Cornerback Damian Swann, defensive end Garrison Smith and inside linebacker Amarlo Herrera are the core that remains from a defense that was hit hard by the loss of NFL-bound seniors and three underclassmen departures, including Jarvis Jones and Alec Ogletree.
The defensive players are embracing the challenge.
“It’s just a year to rebuild, but it’s not a year to take a step back,” said sophomore cornerback Sheldon Dawson, who is nursing a pulled hamstring and not expected to play today. “We’re not taking any of these days for granted. … We know we’ve got a target on our back, but we also know that we’re young. That doesn’t stop us. That makes us hungry and aggressive.”
Said Gurley: “You’ll see guys hustling out there and giving it their all, which they’ve been doing all spring. You’ll be surprised by what you see from the defense on Saturday.”
Outside linebacker Jordan Jenkins is in line to replace Jones as the top pass-rusher, and several players have stepped up and seem to be on the verge of solidifying starting jobs.
Junior Ramik Wilson, who has worked at both outside and inside linebacker before this spring, is establishing himself alongside Herrera.
“I’d be thrilled if Ramik could continue to improve like he has,” Georgia coach Mark Richt said. “I think he’s comfortable in there. I think that’s more of a natural position for him. Hopefully he’ll keep coming on.”
The rebuilding of the defense began in January, Jenkins said, with extra time in the film room and newcomers absorbing the playbooks.
“They’re playing with a lot of intensity, playing with passion,” back-up quarterback Hutson Mason said. “They know what they’re doing. There’s a lot of smart guys over there that know the system, that have been in the system for a while.”
The defense also has several early enrollees learning and trying to establish spots on the depth chart.
Tray Matthews had just about nailed down the starting free safety spot even with three spring practices to go. Reggie Carter and Ryne Rankin have added depth at inside linebacker.
“We probably wouldn’t be able to do half the stuff we’re doing if we didn’t have those guys here right now,” defensive coordinator Todd Grantham said. “Those guys, they’re not going to be freshmen after this spring practice is over. They’re guys I see contributing somehow, some way, whether it be special teams, depth-chart rotational guys or even starting.”

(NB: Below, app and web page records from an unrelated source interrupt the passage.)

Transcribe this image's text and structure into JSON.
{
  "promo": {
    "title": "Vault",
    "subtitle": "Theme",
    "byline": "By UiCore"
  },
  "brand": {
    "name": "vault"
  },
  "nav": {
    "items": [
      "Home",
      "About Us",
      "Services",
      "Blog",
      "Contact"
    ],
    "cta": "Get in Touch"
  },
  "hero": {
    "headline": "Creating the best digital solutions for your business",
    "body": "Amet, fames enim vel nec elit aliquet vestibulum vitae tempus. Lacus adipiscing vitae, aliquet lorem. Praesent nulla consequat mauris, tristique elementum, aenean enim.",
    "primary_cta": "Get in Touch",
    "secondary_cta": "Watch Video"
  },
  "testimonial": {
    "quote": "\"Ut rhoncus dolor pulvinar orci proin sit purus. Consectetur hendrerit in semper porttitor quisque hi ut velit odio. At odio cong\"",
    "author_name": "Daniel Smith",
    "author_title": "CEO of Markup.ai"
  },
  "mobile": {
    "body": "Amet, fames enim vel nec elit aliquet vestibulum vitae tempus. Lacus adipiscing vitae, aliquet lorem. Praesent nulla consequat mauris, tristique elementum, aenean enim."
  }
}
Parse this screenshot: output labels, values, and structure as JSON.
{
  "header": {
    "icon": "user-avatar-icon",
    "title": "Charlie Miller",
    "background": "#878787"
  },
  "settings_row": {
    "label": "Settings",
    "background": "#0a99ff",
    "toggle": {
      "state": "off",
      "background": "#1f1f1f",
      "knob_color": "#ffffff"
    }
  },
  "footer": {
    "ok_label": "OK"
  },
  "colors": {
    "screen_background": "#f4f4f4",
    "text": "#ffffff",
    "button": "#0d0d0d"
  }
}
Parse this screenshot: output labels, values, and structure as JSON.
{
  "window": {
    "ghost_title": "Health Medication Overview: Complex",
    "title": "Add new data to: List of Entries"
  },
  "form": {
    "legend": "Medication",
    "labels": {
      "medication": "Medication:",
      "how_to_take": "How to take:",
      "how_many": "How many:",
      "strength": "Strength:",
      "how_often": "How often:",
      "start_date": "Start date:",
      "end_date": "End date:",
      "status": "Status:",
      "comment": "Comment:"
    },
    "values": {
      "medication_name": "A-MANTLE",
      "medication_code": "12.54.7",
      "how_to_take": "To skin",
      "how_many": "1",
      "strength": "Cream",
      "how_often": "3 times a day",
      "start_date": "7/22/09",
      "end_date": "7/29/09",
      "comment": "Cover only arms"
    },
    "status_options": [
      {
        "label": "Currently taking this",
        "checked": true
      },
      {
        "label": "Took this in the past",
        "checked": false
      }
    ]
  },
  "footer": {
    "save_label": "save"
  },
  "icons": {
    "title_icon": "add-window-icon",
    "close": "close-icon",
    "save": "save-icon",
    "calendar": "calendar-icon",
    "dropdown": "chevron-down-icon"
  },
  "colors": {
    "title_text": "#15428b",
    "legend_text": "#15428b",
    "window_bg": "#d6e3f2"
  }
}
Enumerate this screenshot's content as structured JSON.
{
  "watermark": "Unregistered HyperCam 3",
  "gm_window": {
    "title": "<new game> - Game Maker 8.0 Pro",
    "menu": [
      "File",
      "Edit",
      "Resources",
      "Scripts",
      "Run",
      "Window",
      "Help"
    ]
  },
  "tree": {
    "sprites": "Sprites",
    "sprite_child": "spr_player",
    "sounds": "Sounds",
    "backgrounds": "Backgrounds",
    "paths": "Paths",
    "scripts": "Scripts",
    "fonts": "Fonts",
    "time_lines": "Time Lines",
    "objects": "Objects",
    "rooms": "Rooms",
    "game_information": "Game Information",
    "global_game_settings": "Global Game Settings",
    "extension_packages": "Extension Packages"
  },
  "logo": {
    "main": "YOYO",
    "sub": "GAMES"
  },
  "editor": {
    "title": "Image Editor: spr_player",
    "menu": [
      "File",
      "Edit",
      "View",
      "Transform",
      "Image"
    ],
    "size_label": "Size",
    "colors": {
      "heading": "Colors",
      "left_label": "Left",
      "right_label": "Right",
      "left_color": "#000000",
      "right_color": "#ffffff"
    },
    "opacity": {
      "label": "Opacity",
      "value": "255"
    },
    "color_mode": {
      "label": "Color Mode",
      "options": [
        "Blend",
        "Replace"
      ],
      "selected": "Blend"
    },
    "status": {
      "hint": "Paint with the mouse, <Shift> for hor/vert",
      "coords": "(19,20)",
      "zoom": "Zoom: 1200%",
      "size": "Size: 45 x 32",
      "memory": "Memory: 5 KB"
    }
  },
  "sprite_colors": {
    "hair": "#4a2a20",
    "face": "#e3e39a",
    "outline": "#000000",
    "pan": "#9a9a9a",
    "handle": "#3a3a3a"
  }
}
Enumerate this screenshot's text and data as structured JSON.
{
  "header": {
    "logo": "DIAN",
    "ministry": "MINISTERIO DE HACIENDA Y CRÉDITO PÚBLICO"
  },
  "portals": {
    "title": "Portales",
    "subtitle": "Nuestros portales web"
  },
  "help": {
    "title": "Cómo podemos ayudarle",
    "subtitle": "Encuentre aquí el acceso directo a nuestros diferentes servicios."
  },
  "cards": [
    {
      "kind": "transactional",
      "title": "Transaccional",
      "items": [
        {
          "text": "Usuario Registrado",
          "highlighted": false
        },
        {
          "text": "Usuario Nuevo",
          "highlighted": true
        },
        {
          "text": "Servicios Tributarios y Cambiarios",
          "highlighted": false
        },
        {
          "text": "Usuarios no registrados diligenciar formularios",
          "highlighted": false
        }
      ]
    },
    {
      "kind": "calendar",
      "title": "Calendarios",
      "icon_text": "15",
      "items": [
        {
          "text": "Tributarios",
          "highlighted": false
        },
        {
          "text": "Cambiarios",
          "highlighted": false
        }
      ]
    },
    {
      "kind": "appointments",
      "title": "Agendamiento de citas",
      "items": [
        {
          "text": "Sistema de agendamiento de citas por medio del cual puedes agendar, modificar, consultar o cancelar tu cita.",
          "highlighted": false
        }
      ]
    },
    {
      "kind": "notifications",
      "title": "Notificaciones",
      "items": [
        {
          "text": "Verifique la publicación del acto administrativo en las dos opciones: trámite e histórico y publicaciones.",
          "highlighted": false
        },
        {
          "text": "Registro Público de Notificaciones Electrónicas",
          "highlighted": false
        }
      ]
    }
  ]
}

It didn’t take long for Richt to notice early this spring how the defense wasn’t as big after the losses of mammoth nose guards John Jenkins and Kwame Geathers, but the group is athletic. Wilson and other players have said the defense is faster and has something to prove.
“I definitely didn’t think some of the younger guys would be playing with that much enthusiasm,” Jenkins said. “Tray’s playing like he’s been here for about two or three years. He’s talking mess and trying to fire up the guys. He’s been coming down making some pretty good plays. … Nobody’s going to take a play off because they’ve got somebody right behind them to get after it.”
Added Dawson: “It’s great competition. I believe that’s the best thing for building a team and building a good winning team when you have guys competing at this college level. It’s going to show that somebody’s hungry and that we really want it.”
With 10 returning starters on offense, roles are more established, but there are still players carving out roles.
John Theus is getting a crack at left offensive tackle after starting at right tackle as a freshman.
Freshman J.J. Green has added depth at tailback behind Gurley and Keith Marshall.
“He’s played extremely well despite his size,” receiver Chris Conley said of the 5-foot-9, 186-pound Camden County product. “That guy is a ballplayer and a playmaker.”
Staring offensive guard Chris Burnette (torn labrum), receivers Michael Bennett (torn ACL) and Malcolm Mitchell (meniscus) are expected back this summer, but others have worked on improving their games, including quarterback Aaron Murray. Murray spent spring break working with quarterback guru George Whitfield in Oklahoma.
“Right now in the spring, it’s a time to learn and a time for the older guys to get better at the little things,” Conley said. “We’re not super ahead of where we were, but we’re not in a bad place right now. We’ve got to keep working, and if we keep working, I think we’ll be where we want to be come the first game.”